Vanishing cities

Looking around your city, it may be hard to imagine that there might be a time when it no longer exists. But that’s exactly what happened to these communities. Read on to learn all about the fires, floods, disasters and unsolved mysteries that led to these cities no longer existing.

East Berlin, Germany

The Soviet sector of Berlin was established in 1945 and existed until 1990. The Wall that divided it from West Berlin became a symbol of the evils of communism to the rest of the world until it finally fell in 1989. Today, a united Berlin is the largest city and capital of Germany. Berlin has also earned the distinction of being deemed one of the most honest cities in the world.

Hashima Island, Japan

Hashima Island was formerly one of the most populated cities in the world. The 6 hectare island provided jobs to more than 5000 people, many of whom made their living at the island’s underwater coal mines. When the mines were closed, Hashima Island was abandoned. Today it is nothing but dilapidated high rises and forgotten buildings as evidenced in these pictures of Hashima Island.

Consonno, Italy

Consonno was a tiny town with a population of less than 300 and roots dating back to the middle ages. The residents made their living harvesting crops like chestnuts and celery. Then Mario Bagno came along and decided to turn the area into the Las Vegas of Italy and planned on calling it the City of Toys. He demolished nearly every building and set to work on building his masterpiece. Then disaster struck: in 1976 a landslide buried the access road and the project was never finished. Today, Consonno has been abandoned.

Little America, Antarctica

Little America was the name of not one, but five different postal outposts in Antarctica. The first was established in 1933 and the last, in 1958. Where did they go? The answer is as unique as Antarctica itself. One by one, they floated out to sea. If the glaciers continue to melt, that could spell disaster for Antarctica.

Eastern Settlement, Greenland

Eastern Settlement in Greenland isn’t just an abandoned city, it’s also a mystery. Once the most populated area in Greenland, the area was abandoned and no one knows why. The last known writings from the area pertained to a wedding in 1408 and offered no clues.

Pompeii, Italy

Pompeii was once a resort town in Italy where wealthy Romans spent their vacations. In 79 CE, Mount Vesuvius erupted and buried the city under ash. It was all but forgotten until 1800 years later when archaeologists found the city that remained intact beneath the rubble.

Machu Picchu, Peru

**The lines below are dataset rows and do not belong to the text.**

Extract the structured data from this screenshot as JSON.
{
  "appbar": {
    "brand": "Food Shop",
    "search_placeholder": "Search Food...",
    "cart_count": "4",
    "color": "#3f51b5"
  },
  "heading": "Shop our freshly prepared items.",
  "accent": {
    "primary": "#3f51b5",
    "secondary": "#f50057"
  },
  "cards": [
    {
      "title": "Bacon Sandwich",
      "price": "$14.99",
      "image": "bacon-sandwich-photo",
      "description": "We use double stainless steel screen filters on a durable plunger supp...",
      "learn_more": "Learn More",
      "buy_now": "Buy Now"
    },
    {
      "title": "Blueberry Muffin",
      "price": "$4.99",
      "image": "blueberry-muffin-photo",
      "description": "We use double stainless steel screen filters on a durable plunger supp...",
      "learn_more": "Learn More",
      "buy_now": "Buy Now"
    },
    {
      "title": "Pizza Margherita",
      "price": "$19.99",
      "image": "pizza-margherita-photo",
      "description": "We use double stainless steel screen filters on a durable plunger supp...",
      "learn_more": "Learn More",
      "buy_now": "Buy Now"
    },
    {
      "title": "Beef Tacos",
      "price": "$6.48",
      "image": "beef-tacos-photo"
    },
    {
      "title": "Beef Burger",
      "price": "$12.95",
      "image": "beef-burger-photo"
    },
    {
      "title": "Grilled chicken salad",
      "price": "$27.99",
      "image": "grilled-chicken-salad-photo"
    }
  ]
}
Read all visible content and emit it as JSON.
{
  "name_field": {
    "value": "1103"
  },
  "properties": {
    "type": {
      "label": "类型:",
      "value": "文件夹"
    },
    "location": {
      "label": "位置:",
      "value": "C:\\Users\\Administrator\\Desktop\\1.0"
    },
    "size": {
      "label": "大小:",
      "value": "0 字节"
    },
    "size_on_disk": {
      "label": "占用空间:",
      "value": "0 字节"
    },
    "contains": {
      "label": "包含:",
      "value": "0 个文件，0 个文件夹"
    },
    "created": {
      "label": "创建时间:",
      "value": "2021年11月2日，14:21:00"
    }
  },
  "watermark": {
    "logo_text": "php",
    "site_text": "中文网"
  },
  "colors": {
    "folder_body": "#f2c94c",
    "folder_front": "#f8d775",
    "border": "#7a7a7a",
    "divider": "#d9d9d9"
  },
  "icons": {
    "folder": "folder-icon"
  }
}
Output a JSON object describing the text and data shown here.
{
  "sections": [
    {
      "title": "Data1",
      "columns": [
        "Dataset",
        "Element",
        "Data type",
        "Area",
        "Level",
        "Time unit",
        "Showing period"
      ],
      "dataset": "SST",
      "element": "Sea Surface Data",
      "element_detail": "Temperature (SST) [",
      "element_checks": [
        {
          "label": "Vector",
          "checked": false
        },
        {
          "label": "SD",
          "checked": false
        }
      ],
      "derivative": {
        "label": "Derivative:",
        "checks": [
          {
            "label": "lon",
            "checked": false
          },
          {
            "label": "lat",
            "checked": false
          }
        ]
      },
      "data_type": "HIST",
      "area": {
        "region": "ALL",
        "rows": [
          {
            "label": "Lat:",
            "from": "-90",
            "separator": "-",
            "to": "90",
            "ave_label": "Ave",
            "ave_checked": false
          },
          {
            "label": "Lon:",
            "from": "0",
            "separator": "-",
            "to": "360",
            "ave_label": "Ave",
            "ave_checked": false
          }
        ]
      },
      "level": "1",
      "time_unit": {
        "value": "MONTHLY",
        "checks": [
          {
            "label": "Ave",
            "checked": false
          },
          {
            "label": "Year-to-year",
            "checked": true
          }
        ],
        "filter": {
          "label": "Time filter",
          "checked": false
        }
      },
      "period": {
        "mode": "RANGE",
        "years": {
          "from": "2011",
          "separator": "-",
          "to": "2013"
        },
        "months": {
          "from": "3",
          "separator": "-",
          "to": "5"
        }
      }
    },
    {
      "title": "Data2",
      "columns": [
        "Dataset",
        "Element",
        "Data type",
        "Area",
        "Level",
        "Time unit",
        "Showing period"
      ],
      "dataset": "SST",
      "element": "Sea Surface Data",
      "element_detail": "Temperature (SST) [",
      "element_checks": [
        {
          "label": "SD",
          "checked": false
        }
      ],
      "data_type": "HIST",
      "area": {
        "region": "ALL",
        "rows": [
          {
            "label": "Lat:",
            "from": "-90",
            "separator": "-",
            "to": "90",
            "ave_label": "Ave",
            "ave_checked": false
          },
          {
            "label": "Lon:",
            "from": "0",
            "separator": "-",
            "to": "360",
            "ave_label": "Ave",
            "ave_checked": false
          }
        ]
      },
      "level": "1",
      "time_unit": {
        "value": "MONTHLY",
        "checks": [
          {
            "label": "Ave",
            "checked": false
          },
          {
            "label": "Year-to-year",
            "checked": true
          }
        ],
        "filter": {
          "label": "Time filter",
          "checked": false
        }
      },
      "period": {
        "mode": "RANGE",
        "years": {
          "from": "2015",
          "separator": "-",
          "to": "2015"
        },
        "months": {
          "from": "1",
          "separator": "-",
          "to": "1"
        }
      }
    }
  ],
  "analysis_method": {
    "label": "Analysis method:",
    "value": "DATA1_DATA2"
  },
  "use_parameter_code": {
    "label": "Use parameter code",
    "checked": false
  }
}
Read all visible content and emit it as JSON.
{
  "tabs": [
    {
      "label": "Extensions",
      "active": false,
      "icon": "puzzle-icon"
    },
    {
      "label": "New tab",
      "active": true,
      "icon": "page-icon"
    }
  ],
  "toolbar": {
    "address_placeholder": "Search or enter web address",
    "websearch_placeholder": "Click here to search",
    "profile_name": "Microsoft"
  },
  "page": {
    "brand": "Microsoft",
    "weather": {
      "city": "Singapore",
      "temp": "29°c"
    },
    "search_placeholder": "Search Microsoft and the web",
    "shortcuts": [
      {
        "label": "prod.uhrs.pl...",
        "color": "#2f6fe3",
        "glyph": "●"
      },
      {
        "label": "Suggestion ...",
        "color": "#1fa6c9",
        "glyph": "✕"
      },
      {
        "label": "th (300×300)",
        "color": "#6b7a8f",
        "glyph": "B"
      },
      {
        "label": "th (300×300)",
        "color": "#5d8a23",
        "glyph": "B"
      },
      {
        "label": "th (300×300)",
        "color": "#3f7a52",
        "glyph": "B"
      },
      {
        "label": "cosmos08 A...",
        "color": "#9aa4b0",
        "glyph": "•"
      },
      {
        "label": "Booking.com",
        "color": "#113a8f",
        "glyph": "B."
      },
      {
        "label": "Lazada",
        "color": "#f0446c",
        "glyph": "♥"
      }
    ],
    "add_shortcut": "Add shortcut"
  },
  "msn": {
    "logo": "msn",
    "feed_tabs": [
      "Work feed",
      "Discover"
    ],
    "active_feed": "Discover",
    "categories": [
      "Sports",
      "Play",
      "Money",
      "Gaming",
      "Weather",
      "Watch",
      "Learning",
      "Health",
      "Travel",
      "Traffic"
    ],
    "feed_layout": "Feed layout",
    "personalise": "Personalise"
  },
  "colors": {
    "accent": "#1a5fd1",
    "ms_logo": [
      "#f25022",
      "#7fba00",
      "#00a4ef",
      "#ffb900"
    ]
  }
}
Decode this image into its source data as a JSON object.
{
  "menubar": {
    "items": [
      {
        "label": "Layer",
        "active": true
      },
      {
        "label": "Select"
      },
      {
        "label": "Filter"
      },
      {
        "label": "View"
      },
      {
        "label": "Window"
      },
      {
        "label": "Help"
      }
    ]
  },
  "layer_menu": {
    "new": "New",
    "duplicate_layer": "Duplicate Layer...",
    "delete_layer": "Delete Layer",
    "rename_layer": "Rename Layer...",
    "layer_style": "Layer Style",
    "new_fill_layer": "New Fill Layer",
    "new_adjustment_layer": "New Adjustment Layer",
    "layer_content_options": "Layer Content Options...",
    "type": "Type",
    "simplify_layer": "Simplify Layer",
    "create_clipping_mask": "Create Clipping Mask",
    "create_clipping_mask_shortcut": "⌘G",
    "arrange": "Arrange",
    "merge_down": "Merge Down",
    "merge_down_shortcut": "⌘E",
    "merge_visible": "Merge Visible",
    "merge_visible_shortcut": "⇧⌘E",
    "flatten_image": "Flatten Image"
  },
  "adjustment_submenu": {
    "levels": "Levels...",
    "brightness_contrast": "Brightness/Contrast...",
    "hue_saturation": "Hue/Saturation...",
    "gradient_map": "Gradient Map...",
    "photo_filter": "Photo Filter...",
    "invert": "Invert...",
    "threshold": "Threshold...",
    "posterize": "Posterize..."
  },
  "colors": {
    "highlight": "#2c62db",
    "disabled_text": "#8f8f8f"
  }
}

Today Machu Picchu is on the bucket list of dream trips for many travellers, but there was a time it was an Incan city spanning over eight kilometres. Historians believe it was a religious or royal site but the city’s origins are largely mysterious. Machu Picchu was abandoned in the early 1500s around the time of the Spanish Conquistadors. Since archaeologists haven’t discovered evidence the area was attacked, many speculate the population could have been wiped out by a smallpox epidemic.

Troy, Turkey

Troy was rendered immortal in Homer’s epic poem, The Iliad. For many years, the Troy of Ancient Greece was merely the stuff of legend but in the 1800s its location was discovered in what is now Turkey. The site contains layers of ruins archaeologists are still studying.

Bannack, Montana

Gold was discovered at the site that became Bannack in 1862 and the city that sprung up around the ensuing boom briefly served as the capital of the Montana territory. Like many cities built during the gold rush, Bannack is now a ghost town. The location and old buildings have been preserved as a state park for visitors who want to experience a little bit of history.

Kolmanskop, Namibia

Komanskop was once an affluent mining village that owed its riches to the world’s never-ending need for diamond engagement rings. After World War II, the diamonds became increasingly scarce and by the 1950s the mine was depleted. With no way to earn a living, the residents eventually moved away and the abandoned city is now a tourist attraction.

Hallsands, United Kingdom

The people in the small town of Hallsands were minding their business one evening in 1917 when the entire village – save for one house – collapsed and fell into the sea. The residents were left homeless and rebuilt elsewhere. Today the remains of the village of Hallsands are under the sea.

Centralia, Pennsylvania

Centralia was a tiny town whose residents relied on coal mining to make their living. Then in 1962, a fire made its way into a coal seam – and has continued to burn for 50 years. In 1981 a young boy was almost killed falling through a sinkhole caused by the fire, prompting congress to buy out the remaining residents to give them the means to relocate.

There were a few holdouts, leading the state of Pennsylvania to condemn all the remaining buildings and strip Centralia of its postcode in 1992 to encourage the remaining residents to move. Despite this, a church still stands in Centralia and is open to all who seek a place to worship.

San Juan Parangaricutiro, Mexico

San Juan Parangaricutiro was a thriving community until the Paricutin volcano erupted in 1943, covering the city in lava and ash. The volcano continued to erupt for eight years, completely decimating all except the tower and altar of the city’s church. Today, the half-buried church is a major tourist attraction.